The seats were trimmed in a rugged looking textured leather feels great and appears sturdy enough to wear long. If you have the correct spec phone, you can charge it wirelessly on the little inductive charging pad just behind the shifter and in front of the center console. The instrumentation is complete, clear, and easy to read, plus lots of storage cubby space inside. A well thought out, safe, and comfy cabin.
And what fun, and what a joy to drive, and its not just quick, its actually fast. The new V-6 emits a happy snarl, but is dead quiet on the low rpm cruise. And the new 9-speed autobox offers a ratio for every occasion, and always keeps the engine in the smart part of its powerband; this trans reads your right foot perfectly summoning up or downshifts as you direct, and of course you can shift it manually if you wish, but there’s hardly a need. This new motor has some steam too, lots of grunt at low rpm or higher, and always smooth and eager. Forget a V-8, you won’t need one here.
The PRO-X trim level is a combination of appearance, convenience, and performance hardware that’s well worth the asking price. My tester also had the optional off road style step rails and Sport bar in the bed — both handsome, rugged, well finished, and sturdy looking pieces. The 17-inch PRO alloy wheels look great, and mount beefy all-terrain tires. In spite of not being a 4WD model (which Nissan also offers) there’s enough meaningful off-road packaging here that unless you’re doing the most serious rock-hopping, you won’t feel insecure taking this rig out and getting it a bit dirty. The bed offered a couple of worth surprises too — you’ll never get caught in the dark, so to speak, and the bed is ripe with several LED lights that light up the cargo area on demand or when unlocking. Plus we appreciate the 110 volt power port too — perfect to charge up those electronics or run those power tools. Thoughtful, and value added.
The Frontier rides and handles smartly too, with well controlled body motions, and much less heaving and “porpoising” than the previous Frontier chassis tended to exhibit. It’s all quite tight too, with nary a squeak nor rattle to be found, or coaxed out of it, no matter the road, or lack of road, conditions. Great strong brakes too.
Complaints? Not much to gripe about here. The steering is meaty and feelsome in your hand, and nicely telegraphs what’s happening beneath the tires to the drive, however, and slower and packing speeds, some drivers may tend to find the steering a bit heavy. Also, that great looking Sport Bar rack in the front half of the bed also whistles a little bit at freeway speeds.
I’d enjoy the chance to have them in the same corral and be able to do a legit back to back comparison with the new Frontier’s competitive set to include the Ford Ranger, the GM Canyarado twins, and the ever competitive Tacoma, which was also thoroughly refreshed just a model year back.
All said and done, this new Frontier appears a winner.
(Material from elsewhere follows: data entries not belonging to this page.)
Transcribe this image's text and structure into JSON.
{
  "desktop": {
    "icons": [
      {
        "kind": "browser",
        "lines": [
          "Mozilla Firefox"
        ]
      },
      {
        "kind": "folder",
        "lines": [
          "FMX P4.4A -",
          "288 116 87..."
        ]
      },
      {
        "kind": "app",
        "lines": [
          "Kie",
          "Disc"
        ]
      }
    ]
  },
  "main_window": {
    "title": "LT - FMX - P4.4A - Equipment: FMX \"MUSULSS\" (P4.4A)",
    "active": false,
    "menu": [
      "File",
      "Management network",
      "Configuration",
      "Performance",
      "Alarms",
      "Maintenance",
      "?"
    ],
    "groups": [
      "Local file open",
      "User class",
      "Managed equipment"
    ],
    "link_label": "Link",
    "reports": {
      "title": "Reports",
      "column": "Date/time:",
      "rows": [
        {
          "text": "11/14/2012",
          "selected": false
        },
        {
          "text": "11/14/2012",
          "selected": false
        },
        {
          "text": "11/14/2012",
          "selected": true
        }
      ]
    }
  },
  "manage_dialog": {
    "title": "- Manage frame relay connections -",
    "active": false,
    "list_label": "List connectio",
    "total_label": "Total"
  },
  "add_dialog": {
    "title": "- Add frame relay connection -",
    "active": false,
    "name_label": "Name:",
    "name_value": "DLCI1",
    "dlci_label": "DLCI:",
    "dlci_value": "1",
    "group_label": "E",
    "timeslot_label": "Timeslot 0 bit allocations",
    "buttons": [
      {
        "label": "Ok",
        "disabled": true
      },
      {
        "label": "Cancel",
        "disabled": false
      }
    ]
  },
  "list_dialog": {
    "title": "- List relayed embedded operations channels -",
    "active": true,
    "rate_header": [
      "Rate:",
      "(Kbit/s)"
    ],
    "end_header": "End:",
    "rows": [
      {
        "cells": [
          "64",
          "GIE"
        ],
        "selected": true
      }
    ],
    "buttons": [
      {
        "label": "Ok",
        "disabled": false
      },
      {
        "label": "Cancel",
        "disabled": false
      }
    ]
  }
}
Its been meaningfully re engineered and contended, and does everything well. If you liked your old Frontier, you’ll really love the new one, and if you are shopping this segment, I suggest you now include the Frontier on your list, as its a fully competitive player, and an outstanding one at that.